Objectives

The course aims to strengthen the capacity of participants to understand the principles of ILS as they relate to company operations and the implications for CSR policies and practices geared towards decent work and sustainable development.

At the end of the course, participants will:

• be familiar with ILO’s core labour standards (child labour, forced labour, discrimination, and freedom of association and collective bargaining), their function and formulation as well as implementation and other relevant ILO tools relevant from a CSR perspective;

• be able to analyse international instruments and frameworks on CSR referencing International Labour Standards;

• understand the different roles of governments, the private sector, and employers’ and workers’ organizations could play in the development and implementation of CSR policies and practices; be updated on company practices, selected from a variety of geographical, sectoral and operational contexts;

• be able to better advise and serve their institutions, organizations or enterprises in the area of ILS and Decent Work and in their daily operations.

 Content

The course is organized around three thematic building blocks:

 1. ILO tools and instruments relevant for Corporate Social Responsibility and due diligence concerning labour rights

 What are the leading instruments of the ILO related to corporate social responsibility?  This building block presents insights on the link between ILO normative instruments—including ILS, the ILO Tripartite Declaration of Principles concerning Multinational Enterprises and Social Policy (MNE Declaration) and the ILO Declaration on Fundamental Principles and Rights at Work—and due diligence as set out in the United Nations Guiding Principles on Business and Human Rights (UNGP).

2. Issues companies encounter and guidance found in the ILS
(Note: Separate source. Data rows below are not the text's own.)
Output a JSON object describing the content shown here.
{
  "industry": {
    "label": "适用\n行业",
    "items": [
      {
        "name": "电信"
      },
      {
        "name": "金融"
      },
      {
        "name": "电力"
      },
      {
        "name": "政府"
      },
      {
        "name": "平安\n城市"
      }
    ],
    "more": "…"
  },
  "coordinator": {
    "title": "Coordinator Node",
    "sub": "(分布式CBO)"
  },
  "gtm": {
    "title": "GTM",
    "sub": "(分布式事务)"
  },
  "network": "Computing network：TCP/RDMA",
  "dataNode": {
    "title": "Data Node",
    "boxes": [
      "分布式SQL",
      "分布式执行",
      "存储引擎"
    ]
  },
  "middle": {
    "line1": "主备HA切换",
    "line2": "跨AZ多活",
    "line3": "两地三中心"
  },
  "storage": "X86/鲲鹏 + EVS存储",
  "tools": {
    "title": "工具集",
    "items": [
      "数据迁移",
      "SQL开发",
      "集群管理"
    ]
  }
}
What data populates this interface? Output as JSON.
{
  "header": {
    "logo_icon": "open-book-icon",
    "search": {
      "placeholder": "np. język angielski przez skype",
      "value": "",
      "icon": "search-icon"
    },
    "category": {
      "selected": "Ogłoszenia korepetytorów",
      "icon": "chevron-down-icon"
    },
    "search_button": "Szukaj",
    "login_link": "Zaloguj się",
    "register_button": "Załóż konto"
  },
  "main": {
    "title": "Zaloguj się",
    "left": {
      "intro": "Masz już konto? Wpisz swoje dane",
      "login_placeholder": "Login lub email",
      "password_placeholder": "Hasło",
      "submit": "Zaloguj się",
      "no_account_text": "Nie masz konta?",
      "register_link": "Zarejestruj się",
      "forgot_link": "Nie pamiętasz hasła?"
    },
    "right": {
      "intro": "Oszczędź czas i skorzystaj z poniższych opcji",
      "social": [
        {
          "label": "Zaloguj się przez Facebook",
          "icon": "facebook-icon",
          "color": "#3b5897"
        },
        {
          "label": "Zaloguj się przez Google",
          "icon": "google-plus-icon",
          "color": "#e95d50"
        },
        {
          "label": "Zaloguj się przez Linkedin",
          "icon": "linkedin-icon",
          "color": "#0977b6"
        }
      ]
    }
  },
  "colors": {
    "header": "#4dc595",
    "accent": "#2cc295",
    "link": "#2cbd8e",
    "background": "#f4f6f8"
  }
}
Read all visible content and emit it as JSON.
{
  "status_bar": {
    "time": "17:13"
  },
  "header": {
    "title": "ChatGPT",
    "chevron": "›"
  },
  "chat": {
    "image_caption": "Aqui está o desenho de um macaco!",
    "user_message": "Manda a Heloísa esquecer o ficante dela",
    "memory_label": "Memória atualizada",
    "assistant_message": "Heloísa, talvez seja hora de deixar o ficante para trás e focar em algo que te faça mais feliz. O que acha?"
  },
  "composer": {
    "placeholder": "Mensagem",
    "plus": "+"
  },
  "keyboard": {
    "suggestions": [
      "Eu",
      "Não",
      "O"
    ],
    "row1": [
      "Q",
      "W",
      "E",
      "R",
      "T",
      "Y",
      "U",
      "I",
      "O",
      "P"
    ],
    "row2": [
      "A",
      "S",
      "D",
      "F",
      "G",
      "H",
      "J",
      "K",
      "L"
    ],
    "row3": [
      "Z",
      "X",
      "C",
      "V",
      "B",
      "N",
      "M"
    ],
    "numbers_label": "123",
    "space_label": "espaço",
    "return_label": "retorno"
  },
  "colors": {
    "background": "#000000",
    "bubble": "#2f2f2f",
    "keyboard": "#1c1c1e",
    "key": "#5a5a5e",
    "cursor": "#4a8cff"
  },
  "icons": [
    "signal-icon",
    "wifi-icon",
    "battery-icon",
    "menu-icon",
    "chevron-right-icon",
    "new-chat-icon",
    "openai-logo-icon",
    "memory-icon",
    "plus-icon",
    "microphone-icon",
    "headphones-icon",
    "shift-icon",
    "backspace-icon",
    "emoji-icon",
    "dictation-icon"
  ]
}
What are the challenges business encounter with regards to labour rights and CSR? Drawing on the experiences of the ILO Helpdesk for Business, this block sets out a framework for understanding the key ILS principles for each of the topics and the implications for company operations.  Topics include:  freedom of association and the right to collective bargaining; industrial relations,  child labour, forced labour, equality of opportunity and treatment (including gender); conditions of work (wages, hours of work, occupational safety and health); and employment promotion and training

3. Operationalizing the principles of ILS

What are the challenges of implementing labour-related CSR practices?  This section will focus on experiences of both large and smaller companies in establishing a system for ensuring respect for workers’ rights in their own operations and in promoting respect among their business partners

 

 Format and Methodology

The course will take a highly participatory approach which requires full involvement by all participants and ensures exchange of information and experiences. Besides ILO specialist, expert guest speakers will be drawn from various organizations and UN agencies such as UN Global Compact, BSCI, Ethical Trading Initiative and the Fair Wear Foundation amongst others.

Later Event: September 13
Athens Democracy Forum